He sipped his tea and opened a new jar of honey. He spread its liquid gold over of a thick wedge of bread and chewed on it slowly and
deliberately.  He licked the traces of stickiness from his fingers, relishing the unique flavor. He finished up, washed his dishes and
packed them into one of the few boxes of his possessions.  Suddenly she sound of his name startled him, he spun wildly, looking for its
source.  He shook his head to clear such nonsense. The clock chimed, the new owners would arrive soon to sign the final papers and it
would be all over.  

He slurped the remains of his tea.  It came again, seeming to come from nowhere and everywhere. The mocking cackle was
unmistakably Juanita. He ran from the kitchen but the voice followed him growing louder.  He pushed his stubby fingers into his ears.
But instead of shutting out the horrendous noise, it only rang louder, inside of his head. Blindly he ran into the yard, his wife’s mocking
laughter ringing from his own ears. He zigzagged crazily to avoid the moving van that was pulling into the drive, screaming himself
now in an attempt to drown out Juanita’s mockery. He stumbled in to his chair, knocking it and himself to the ground. He dragged
himself to his feet, for a moment he remembered a young couple were waiting for him to give them the keys. He matched startled
faces to the memory, then Juanita’s voice screeched through his head.

He ran over to the raised flowerbed. Cold stone bit into his shin and he stumbled again. Spinning wildly, he saw, the couple watching
him in concern. Waving his arms frantically, he lurched forward wildly and began to dig into the dirt with his bare hands; Juanita
laughing hysterically in his head. The taste of sour honey made him gag. Suddenly his fingers found the molding form of a dancing
shoe faded to pink. He clutched it, at the same time trying to cup his hands over his ears. He ran towards the house waiving the shoe
in front of him. By now Juanita’s voice had reached fever pitch and Jose could no longer clearly see the fear on the faces in front of
him. He veered wildly and lost his footing. This time he sprawled headlong onto the dirt. He had no time to unclasp either his ears or

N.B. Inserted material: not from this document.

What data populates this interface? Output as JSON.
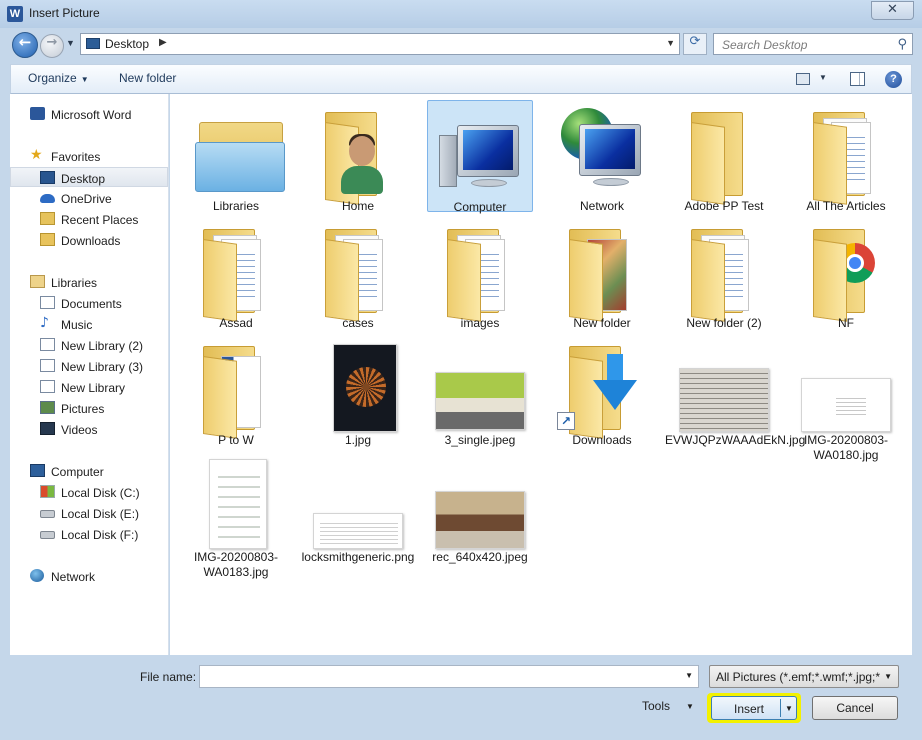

the shoe to and break his fall. His head made intimate contact with the water pump, cleaving his skull. At last Juanita was silenced all
was still. Jose’s blood slowly darkened the dancing shoe to its original red hue.